_Task goal_: Find the lines below holding the word "down" and copy each of them.

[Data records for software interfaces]
***

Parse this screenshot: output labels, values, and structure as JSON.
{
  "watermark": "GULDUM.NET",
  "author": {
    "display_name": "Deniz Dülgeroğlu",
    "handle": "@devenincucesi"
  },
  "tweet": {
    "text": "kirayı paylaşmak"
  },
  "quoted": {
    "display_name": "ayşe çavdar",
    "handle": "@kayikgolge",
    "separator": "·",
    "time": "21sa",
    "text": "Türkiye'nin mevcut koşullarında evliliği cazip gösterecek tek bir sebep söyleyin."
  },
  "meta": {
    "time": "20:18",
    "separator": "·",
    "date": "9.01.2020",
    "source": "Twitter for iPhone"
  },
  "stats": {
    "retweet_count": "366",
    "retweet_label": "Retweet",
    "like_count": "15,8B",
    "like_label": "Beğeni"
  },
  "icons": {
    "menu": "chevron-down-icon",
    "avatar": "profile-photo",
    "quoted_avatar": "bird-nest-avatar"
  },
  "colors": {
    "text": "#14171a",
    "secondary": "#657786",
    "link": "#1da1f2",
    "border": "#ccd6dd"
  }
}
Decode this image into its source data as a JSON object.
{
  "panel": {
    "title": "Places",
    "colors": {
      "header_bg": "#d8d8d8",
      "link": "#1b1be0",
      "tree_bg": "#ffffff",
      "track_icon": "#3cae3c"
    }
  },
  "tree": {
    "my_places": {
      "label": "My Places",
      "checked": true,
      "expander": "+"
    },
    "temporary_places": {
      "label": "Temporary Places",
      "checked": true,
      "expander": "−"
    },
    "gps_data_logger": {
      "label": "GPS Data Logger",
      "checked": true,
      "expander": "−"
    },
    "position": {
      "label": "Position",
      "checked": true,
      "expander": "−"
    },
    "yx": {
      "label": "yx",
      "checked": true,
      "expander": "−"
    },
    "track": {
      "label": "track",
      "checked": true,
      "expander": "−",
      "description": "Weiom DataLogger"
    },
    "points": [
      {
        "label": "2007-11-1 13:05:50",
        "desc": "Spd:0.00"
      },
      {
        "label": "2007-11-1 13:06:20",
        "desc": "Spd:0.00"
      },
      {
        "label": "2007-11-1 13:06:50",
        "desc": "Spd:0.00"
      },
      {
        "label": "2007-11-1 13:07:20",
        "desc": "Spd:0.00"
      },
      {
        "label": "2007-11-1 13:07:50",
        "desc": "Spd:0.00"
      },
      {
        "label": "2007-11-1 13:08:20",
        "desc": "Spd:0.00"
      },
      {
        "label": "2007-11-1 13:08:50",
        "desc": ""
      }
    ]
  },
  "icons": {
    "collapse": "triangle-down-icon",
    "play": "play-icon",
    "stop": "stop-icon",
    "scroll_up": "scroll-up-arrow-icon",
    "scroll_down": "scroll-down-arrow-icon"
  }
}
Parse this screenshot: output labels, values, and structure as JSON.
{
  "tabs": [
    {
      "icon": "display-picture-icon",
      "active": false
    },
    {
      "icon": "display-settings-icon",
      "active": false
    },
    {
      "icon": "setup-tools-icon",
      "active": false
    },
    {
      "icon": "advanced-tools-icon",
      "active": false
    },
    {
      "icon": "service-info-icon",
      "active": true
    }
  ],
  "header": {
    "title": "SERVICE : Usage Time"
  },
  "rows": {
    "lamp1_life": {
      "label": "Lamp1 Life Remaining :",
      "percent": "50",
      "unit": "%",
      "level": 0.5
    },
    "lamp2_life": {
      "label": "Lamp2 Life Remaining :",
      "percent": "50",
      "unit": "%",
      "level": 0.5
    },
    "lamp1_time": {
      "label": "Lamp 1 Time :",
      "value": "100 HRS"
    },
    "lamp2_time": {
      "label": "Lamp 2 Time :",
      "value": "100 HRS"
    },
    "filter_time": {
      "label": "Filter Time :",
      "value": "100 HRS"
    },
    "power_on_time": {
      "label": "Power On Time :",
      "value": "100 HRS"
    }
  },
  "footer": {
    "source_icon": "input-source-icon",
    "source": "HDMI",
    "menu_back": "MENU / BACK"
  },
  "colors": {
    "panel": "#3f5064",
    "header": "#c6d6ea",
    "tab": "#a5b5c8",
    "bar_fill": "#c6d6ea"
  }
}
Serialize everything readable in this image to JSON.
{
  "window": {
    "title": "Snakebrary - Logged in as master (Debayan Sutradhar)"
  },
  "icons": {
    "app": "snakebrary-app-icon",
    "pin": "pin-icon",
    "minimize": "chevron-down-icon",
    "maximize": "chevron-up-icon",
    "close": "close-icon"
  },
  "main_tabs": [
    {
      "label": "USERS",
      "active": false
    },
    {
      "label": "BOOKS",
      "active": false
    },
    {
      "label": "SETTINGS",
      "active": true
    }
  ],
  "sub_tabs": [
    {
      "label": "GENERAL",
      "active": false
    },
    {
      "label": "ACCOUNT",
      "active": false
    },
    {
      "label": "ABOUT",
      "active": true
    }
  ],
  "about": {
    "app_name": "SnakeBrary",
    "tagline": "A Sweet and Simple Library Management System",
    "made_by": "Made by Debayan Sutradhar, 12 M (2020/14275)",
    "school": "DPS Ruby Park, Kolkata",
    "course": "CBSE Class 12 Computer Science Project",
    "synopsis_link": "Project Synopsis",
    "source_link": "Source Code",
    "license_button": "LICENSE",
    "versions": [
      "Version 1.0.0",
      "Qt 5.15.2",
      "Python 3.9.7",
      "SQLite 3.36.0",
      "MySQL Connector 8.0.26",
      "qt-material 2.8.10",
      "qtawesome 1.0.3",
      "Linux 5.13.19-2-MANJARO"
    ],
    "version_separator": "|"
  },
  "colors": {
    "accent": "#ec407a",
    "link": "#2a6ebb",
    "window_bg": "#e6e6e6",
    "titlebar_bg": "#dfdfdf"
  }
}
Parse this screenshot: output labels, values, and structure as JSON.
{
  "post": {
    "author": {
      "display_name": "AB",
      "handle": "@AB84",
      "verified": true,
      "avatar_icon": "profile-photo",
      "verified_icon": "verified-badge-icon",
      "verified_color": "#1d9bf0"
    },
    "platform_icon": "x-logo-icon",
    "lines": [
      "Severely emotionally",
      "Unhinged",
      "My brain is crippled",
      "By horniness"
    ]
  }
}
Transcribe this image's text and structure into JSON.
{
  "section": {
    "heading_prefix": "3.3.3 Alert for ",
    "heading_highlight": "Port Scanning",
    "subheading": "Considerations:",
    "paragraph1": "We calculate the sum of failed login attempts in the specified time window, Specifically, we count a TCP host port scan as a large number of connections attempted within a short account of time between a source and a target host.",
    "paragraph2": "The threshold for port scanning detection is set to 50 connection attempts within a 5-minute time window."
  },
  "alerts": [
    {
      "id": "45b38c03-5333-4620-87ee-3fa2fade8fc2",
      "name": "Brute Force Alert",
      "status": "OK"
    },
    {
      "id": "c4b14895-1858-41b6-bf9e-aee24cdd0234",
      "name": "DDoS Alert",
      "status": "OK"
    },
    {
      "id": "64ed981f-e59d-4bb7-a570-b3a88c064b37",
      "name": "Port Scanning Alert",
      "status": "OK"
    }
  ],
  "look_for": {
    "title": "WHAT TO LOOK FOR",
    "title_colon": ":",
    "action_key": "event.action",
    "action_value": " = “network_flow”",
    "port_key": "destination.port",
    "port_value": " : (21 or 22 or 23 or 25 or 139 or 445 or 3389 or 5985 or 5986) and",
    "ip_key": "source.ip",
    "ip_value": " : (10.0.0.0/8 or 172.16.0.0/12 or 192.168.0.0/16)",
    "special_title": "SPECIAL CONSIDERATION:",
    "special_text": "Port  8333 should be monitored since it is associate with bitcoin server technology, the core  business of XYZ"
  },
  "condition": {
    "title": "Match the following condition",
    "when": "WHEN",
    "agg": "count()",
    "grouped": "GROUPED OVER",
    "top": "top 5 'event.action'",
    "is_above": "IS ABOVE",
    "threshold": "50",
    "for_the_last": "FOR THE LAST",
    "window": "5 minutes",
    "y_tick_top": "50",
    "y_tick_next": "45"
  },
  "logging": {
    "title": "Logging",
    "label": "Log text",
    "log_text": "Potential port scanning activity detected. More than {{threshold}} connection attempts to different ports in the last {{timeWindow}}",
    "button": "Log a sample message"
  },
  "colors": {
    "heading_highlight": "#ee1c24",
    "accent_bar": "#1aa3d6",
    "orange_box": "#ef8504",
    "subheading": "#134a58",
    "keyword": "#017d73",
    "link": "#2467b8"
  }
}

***

_Written response_:
    "menu": "chevron-down-icon",
    "collapse": "triangle-down-icon",
    "scroll_down": "scroll-down-arrow-icon"
    "minimize": "chevron-down-icon",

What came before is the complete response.